* **TASK DETAILS**:
Each line of the material below with the word "font" is to be reported.

***

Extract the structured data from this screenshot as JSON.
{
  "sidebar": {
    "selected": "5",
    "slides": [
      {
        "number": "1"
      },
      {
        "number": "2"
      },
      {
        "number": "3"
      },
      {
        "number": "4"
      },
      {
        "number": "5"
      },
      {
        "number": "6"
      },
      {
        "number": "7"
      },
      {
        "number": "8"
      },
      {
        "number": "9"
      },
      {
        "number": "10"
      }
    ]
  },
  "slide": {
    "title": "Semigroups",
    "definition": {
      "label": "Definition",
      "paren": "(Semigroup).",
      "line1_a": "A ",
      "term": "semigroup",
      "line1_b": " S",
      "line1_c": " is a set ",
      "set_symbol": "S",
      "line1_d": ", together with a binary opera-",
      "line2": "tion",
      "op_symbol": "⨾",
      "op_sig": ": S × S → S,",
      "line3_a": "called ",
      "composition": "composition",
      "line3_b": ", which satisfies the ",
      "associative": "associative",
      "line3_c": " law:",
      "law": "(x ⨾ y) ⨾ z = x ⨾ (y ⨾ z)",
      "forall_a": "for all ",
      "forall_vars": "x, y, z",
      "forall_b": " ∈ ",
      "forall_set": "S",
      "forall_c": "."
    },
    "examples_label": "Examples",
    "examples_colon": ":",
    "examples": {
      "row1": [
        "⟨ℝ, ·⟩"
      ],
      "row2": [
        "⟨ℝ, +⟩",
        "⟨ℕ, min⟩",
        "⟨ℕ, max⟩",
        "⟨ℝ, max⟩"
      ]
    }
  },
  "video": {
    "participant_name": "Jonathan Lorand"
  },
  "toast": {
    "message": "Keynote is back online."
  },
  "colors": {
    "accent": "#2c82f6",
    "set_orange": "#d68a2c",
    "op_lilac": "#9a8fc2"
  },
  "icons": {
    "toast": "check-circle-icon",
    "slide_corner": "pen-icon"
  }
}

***

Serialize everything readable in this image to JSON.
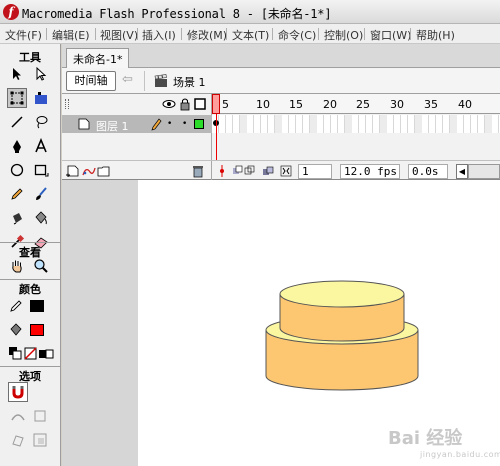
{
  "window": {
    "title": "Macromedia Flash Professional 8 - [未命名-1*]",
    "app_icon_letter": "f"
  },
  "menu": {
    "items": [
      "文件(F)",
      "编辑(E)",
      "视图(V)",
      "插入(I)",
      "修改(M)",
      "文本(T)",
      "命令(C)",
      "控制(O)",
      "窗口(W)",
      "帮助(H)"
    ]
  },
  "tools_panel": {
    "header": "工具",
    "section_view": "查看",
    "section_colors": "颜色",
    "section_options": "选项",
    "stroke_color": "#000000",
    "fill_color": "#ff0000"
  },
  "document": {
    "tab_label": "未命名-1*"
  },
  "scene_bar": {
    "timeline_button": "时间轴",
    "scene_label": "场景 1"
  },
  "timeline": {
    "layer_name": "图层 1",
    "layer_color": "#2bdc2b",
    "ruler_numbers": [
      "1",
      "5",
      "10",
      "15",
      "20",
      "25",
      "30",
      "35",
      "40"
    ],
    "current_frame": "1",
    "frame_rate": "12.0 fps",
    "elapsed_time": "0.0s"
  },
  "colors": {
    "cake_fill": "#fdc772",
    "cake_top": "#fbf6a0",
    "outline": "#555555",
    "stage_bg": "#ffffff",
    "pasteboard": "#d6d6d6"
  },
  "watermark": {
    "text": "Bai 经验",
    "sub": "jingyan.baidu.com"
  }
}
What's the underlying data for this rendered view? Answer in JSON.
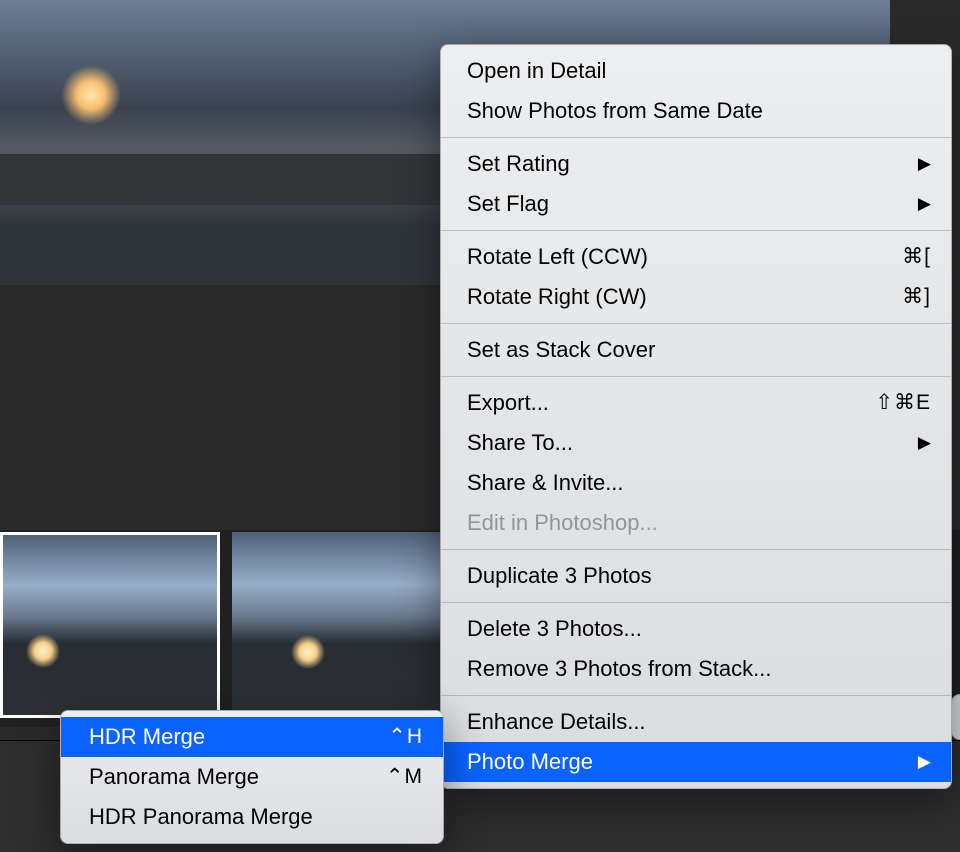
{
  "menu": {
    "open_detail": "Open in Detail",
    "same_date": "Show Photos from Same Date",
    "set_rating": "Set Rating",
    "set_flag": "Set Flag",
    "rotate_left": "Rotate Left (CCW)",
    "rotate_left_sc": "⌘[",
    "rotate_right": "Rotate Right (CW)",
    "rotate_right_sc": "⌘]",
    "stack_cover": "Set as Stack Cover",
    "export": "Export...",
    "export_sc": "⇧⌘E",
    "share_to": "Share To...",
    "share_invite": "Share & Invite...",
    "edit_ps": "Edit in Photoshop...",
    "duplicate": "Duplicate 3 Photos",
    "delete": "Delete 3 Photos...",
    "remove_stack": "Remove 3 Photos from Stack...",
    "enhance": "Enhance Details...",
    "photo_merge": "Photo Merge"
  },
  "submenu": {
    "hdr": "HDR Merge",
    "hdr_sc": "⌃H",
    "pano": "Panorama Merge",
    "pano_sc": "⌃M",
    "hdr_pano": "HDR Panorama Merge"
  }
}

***

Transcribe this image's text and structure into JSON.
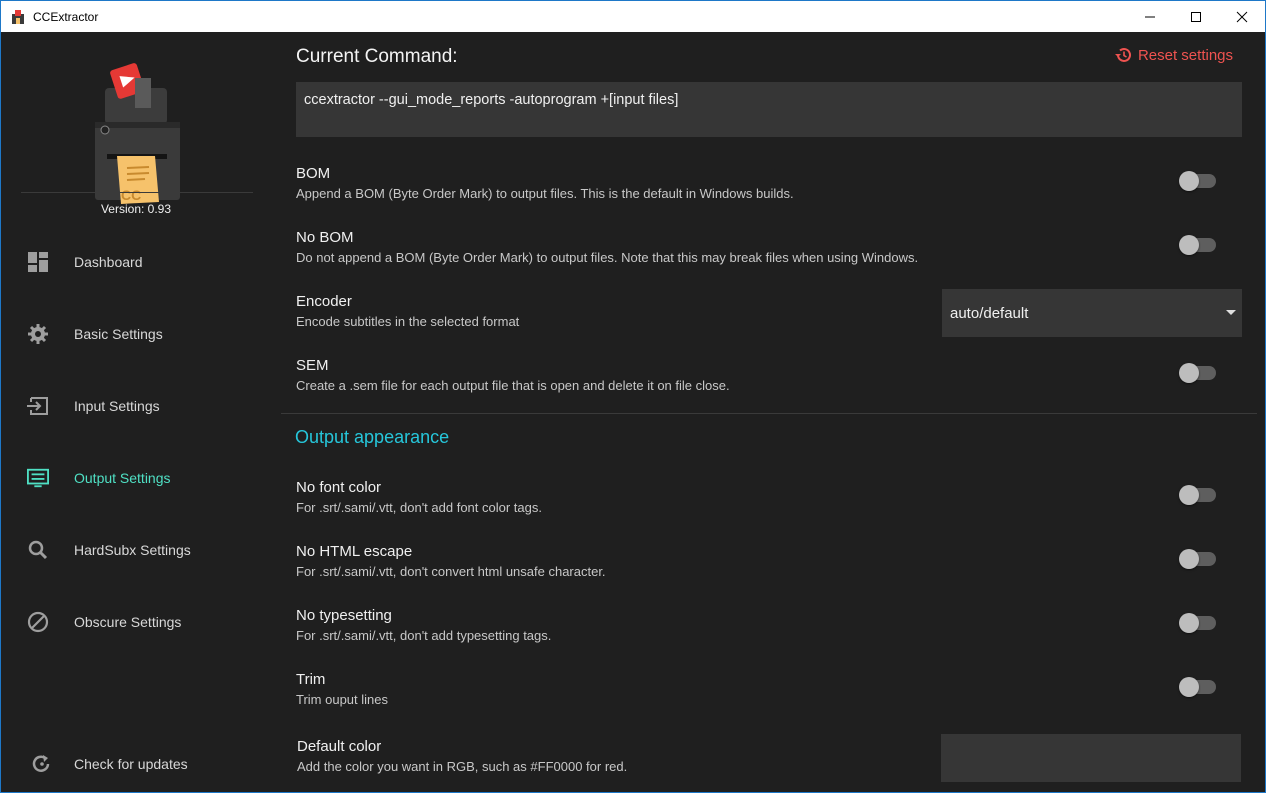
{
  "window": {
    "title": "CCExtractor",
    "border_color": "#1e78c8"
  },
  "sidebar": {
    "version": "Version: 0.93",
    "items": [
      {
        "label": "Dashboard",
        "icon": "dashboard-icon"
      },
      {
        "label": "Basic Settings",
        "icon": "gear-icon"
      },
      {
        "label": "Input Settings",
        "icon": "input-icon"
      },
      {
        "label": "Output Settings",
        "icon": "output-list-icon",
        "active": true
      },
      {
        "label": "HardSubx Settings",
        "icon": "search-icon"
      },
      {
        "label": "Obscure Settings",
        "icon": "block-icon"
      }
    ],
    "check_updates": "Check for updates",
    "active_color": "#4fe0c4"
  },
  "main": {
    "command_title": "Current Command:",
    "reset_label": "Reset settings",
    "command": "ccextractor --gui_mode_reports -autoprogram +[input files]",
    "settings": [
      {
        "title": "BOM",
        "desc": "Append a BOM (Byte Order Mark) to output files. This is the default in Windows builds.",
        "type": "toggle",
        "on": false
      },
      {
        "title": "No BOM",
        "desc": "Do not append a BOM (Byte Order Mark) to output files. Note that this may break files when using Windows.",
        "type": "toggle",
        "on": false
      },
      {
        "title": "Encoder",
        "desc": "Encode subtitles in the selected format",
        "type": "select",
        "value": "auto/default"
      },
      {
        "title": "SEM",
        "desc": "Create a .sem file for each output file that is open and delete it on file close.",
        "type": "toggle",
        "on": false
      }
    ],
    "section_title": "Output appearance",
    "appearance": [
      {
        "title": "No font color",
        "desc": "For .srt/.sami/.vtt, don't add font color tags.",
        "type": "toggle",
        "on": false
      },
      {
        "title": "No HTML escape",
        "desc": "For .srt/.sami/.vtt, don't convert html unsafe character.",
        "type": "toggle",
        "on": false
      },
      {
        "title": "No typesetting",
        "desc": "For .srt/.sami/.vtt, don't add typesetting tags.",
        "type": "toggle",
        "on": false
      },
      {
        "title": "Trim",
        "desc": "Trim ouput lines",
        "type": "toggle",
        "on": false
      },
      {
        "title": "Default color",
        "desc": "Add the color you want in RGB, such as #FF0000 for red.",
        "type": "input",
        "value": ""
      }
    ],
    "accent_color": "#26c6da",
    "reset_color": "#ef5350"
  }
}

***

* **COMPLETED TASK**:
        "title": "No font color",
        "desc": "For .srt/.sami/.vtt, don't add font color tags.",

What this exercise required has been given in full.